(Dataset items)
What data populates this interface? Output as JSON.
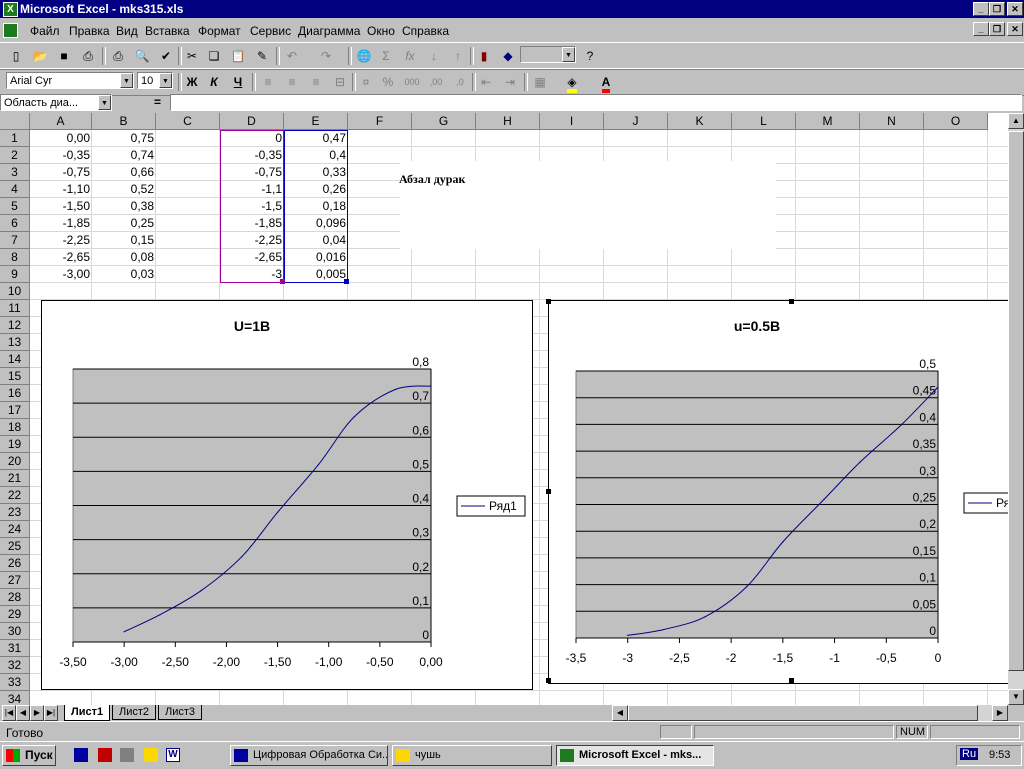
{
  "window": {
    "title": "Microsoft Excel - mks315.xls",
    "app_icon_letter": "X"
  },
  "menu": [
    "Файл",
    "Правка",
    "Вид",
    "Вставка",
    "Формат",
    "Сервис",
    "Диаграмма",
    "Окно",
    "Справка"
  ],
  "format_toolbar": {
    "font": "Arial Cyr",
    "size": "10",
    "bold": "Ж",
    "italic": "К",
    "underline": "Ч",
    "percent": "%",
    "thousands": "000",
    "inc_decimal": ",00",
    "dec_decimal": ",0"
  },
  "formula_bar": {
    "name_box": "Область диа...",
    "equals": "=",
    "value": ""
  },
  "columns": [
    "A",
    "B",
    "C",
    "D",
    "E",
    "F",
    "G",
    "H",
    "I",
    "J",
    "K",
    "L",
    "M",
    "N",
    "O"
  ],
  "rows": [
    "1",
    "2",
    "3",
    "4",
    "5",
    "6",
    "7",
    "8",
    "9",
    "10",
    "11",
    "12",
    "13",
    "14",
    "15",
    "16",
    "17",
    "18",
    "19",
    "20",
    "21",
    "22",
    "23",
    "24",
    "25",
    "26",
    "27",
    "28",
    "29",
    "30",
    "31",
    "32",
    "33",
    "34"
  ],
  "cells": {
    "A": [
      "0,00",
      "-0,35",
      "-0,75",
      "-1,10",
      "-1,50",
      "-1,85",
      "-2,25",
      "-2,65",
      "-3,00"
    ],
    "B": [
      "0,75",
      "0,74",
      "0,66",
      "0,52",
      "0,38",
      "0,25",
      "0,15",
      "0,08",
      "0,03"
    ],
    "D": [
      "0",
      "-0,35",
      "-0,75",
      "-1,1",
      "-1,5",
      "-1,85",
      "-2,25",
      "-2,65",
      "-3"
    ],
    "E": [
      "0,47",
      "0,4",
      "0,33",
      "0,26",
      "0,18",
      "0,096",
      "0,04",
      "0,016",
      "0,005"
    ],
    "G3": "Абзал дурак"
  },
  "chart_data": [
    {
      "type": "line",
      "title": "U=1B",
      "series": [
        {
          "name": "Ряд1",
          "x": [
            -3.0,
            -2.65,
            -2.25,
            -1.85,
            -1.5,
            -1.1,
            -0.75,
            -0.35,
            0.0
          ],
          "y": [
            0.03,
            0.08,
            0.15,
            0.25,
            0.38,
            0.52,
            0.66,
            0.74,
            0.75
          ]
        }
      ],
      "xlim": [
        -3.5,
        0.0
      ],
      "ylim": [
        0,
        0.8
      ],
      "x_ticks": [
        "-3,50",
        "-3,00",
        "-2,50",
        "-2,00",
        "-1,50",
        "-1,00",
        "-0,50",
        "0,00"
      ],
      "y_ticks": [
        "0",
        "0,1",
        "0,2",
        "0,3",
        "0,4",
        "0,5",
        "0,6",
        "0,7",
        "0,8"
      ],
      "plot_background": "#c0c0c0",
      "line_color": "#000080",
      "grid": "horizontal",
      "legend": "right"
    },
    {
      "type": "line",
      "title": "u=0.5B",
      "series": [
        {
          "name": "Ря",
          "x": [
            -3.0,
            -2.65,
            -2.25,
            -1.85,
            -1.5,
            -1.1,
            -0.75,
            -0.35,
            0.0
          ],
          "y": [
            0.005,
            0.016,
            0.04,
            0.096,
            0.18,
            0.26,
            0.33,
            0.4,
            0.47
          ]
        }
      ],
      "xlim": [
        -3.5,
        0.0
      ],
      "ylim": [
        0,
        0.5
      ],
      "x_ticks": [
        "-3,5",
        "-3",
        "-2,5",
        "-2",
        "-1,5",
        "-1",
        "-0,5",
        "0"
      ],
      "y_ticks": [
        "0",
        "0,05",
        "0,1",
        "0,15",
        "0,2",
        "0,25",
        "0,3",
        "0,35",
        "0,4",
        "0,45",
        "0,5"
      ],
      "plot_background": "#c0c0c0",
      "line_color": "#000080",
      "grid": "horizontal",
      "legend": "right"
    }
  ],
  "sheet_tabs": [
    "Лист1",
    "Лист2",
    "Лист3"
  ],
  "status": {
    "text": "Готово",
    "num": "NUM"
  },
  "taskbar": {
    "start": "Пуск",
    "tasks": [
      "Цифровая Обработка Си...",
      "чушь",
      "Microsoft Excel - mks..."
    ],
    "lang": "Ru",
    "clock": "9:53"
  }
}
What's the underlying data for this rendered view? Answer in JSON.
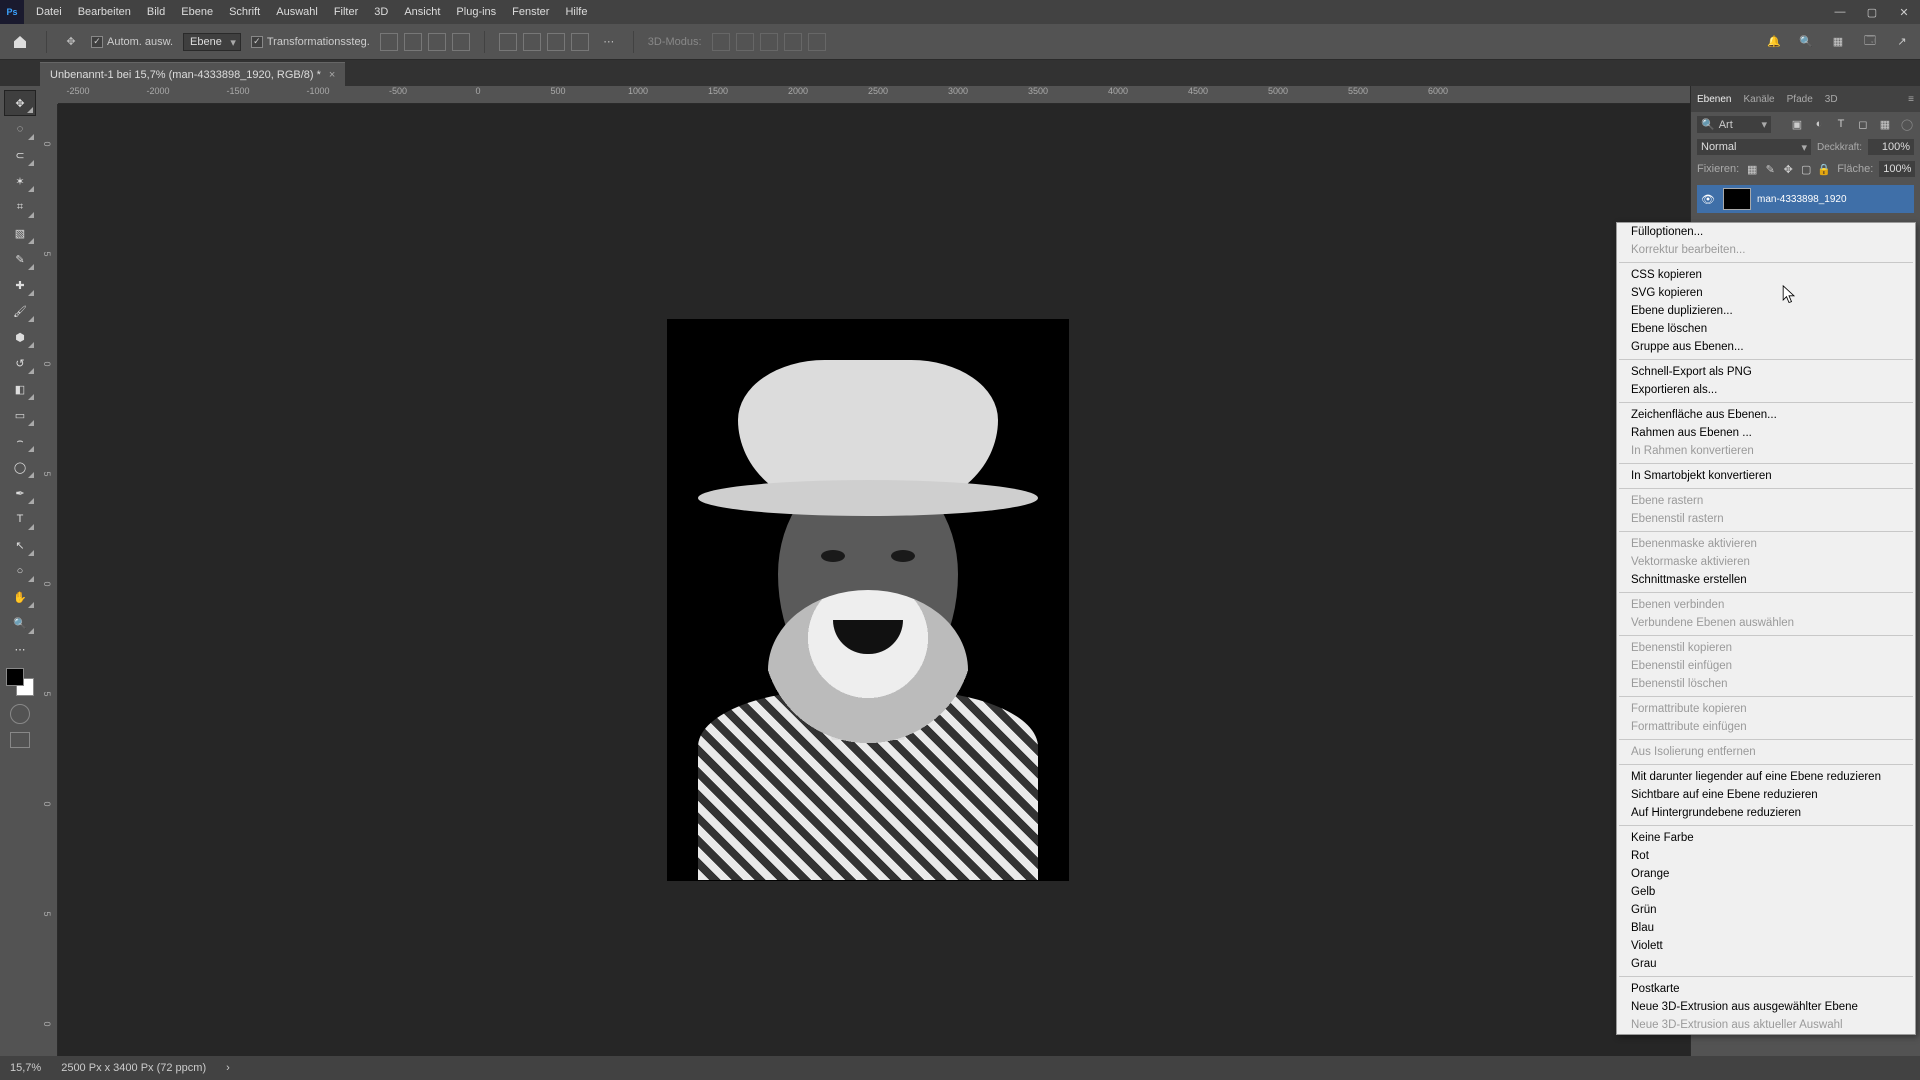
{
  "window": {
    "title": "Ps"
  },
  "menu": [
    "Datei",
    "Bearbeiten",
    "Bild",
    "Ebene",
    "Schrift",
    "Auswahl",
    "Filter",
    "3D",
    "Ansicht",
    "Plug-ins",
    "Fenster",
    "Hilfe"
  ],
  "options": {
    "auto_select_label": "Autom. ausw.",
    "auto_select_target": "Ebene",
    "transform_label": "Transformationssteg.",
    "mode3d_label": "3D-Modus:"
  },
  "right_tools": [
    "🔔",
    "🔍",
    "▦",
    "🗔",
    "↗"
  ],
  "doc_tab": {
    "title": "Unbenannt-1 bei 15,7% (man-4333898_1920, RGB/8) *"
  },
  "ruler_h": [
    "-2500",
    "-2000",
    "-1500",
    "-1000",
    "-500",
    "0",
    "500",
    "1000",
    "1500",
    "2000",
    "2500",
    "3000",
    "3500",
    "4000",
    "4500",
    "5000",
    "5500",
    "6000"
  ],
  "ruler_v": [
    "0",
    "5",
    "0",
    "5",
    "0",
    "5",
    "0",
    "5",
    "0"
  ],
  "panel": {
    "tabs": [
      "Ebenen",
      "Kanäle",
      "Pfade",
      "3D"
    ],
    "search_label": "Art",
    "blend_mode": "Normal",
    "opacity_label": "Deckkraft:",
    "opacity_value": "100%",
    "lock_label": "Fixieren:",
    "fill_label": "Fläche:",
    "fill_value": "100%",
    "layer_name": "man-4333898_1920"
  },
  "context_menu": [
    {
      "label": "Fülloptionen...",
      "disabled": false
    },
    {
      "label": "Korrektur bearbeiten...",
      "disabled": true
    },
    {
      "sep": true
    },
    {
      "label": "CSS kopieren",
      "disabled": false
    },
    {
      "label": "SVG kopieren",
      "disabled": false
    },
    {
      "label": "Ebene duplizieren...",
      "disabled": false
    },
    {
      "label": "Ebene löschen",
      "disabled": false
    },
    {
      "label": "Gruppe aus Ebenen...",
      "disabled": false
    },
    {
      "sep": true
    },
    {
      "label": "Schnell-Export als PNG",
      "disabled": false
    },
    {
      "label": "Exportieren als...",
      "disabled": false
    },
    {
      "sep": true
    },
    {
      "label": "Zeichenfläche aus Ebenen...",
      "disabled": false
    },
    {
      "label": "Rahmen aus Ebenen ...",
      "disabled": false
    },
    {
      "label": "In Rahmen konvertieren",
      "disabled": true
    },
    {
      "sep": true
    },
    {
      "label": "In Smartobjekt konvertieren",
      "disabled": false
    },
    {
      "sep": true
    },
    {
      "label": "Ebene rastern",
      "disabled": true
    },
    {
      "label": "Ebenenstil rastern",
      "disabled": true
    },
    {
      "sep": true
    },
    {
      "label": "Ebenenmaske aktivieren",
      "disabled": true
    },
    {
      "label": "Vektormaske aktivieren",
      "disabled": true
    },
    {
      "label": "Schnittmaske erstellen",
      "disabled": false
    },
    {
      "sep": true
    },
    {
      "label": "Ebenen verbinden",
      "disabled": true
    },
    {
      "label": "Verbundene Ebenen auswählen",
      "disabled": true
    },
    {
      "sep": true
    },
    {
      "label": "Ebenenstil kopieren",
      "disabled": true
    },
    {
      "label": "Ebenenstil einfügen",
      "disabled": true
    },
    {
      "label": "Ebenenstil löschen",
      "disabled": true
    },
    {
      "sep": true
    },
    {
      "label": "Formattribute kopieren",
      "disabled": true
    },
    {
      "label": "Formattribute einfügen",
      "disabled": true
    },
    {
      "sep": true
    },
    {
      "label": "Aus Isolierung entfernen",
      "disabled": true
    },
    {
      "sep": true
    },
    {
      "label": "Mit darunter liegender auf eine Ebene reduzieren",
      "disabled": false
    },
    {
      "label": "Sichtbare auf eine Ebene reduzieren",
      "disabled": false
    },
    {
      "label": "Auf Hintergrundebene reduzieren",
      "disabled": false
    },
    {
      "sep": true
    },
    {
      "label": "Keine Farbe",
      "disabled": false
    },
    {
      "label": "Rot",
      "disabled": false
    },
    {
      "label": "Orange",
      "disabled": false
    },
    {
      "label": "Gelb",
      "disabled": false
    },
    {
      "label": "Grün",
      "disabled": false
    },
    {
      "label": "Blau",
      "disabled": false
    },
    {
      "label": "Violett",
      "disabled": false
    },
    {
      "label": "Grau",
      "disabled": false
    },
    {
      "sep": true
    },
    {
      "label": "Postkarte",
      "disabled": false
    },
    {
      "label": "Neue 3D-Extrusion aus ausgewählter Ebene",
      "disabled": false
    },
    {
      "label": "Neue 3D-Extrusion aus aktueller Auswahl",
      "disabled": true
    }
  ],
  "status": {
    "zoom": "15,7%",
    "info": "2500 Px x 3400 Px (72 ppcm)"
  }
}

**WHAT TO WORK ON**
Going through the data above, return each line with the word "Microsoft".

**COMPLETED TASK**
    "title": "Microsoft Excel - mks315.xls",
      "Microsoft Excel - mks..."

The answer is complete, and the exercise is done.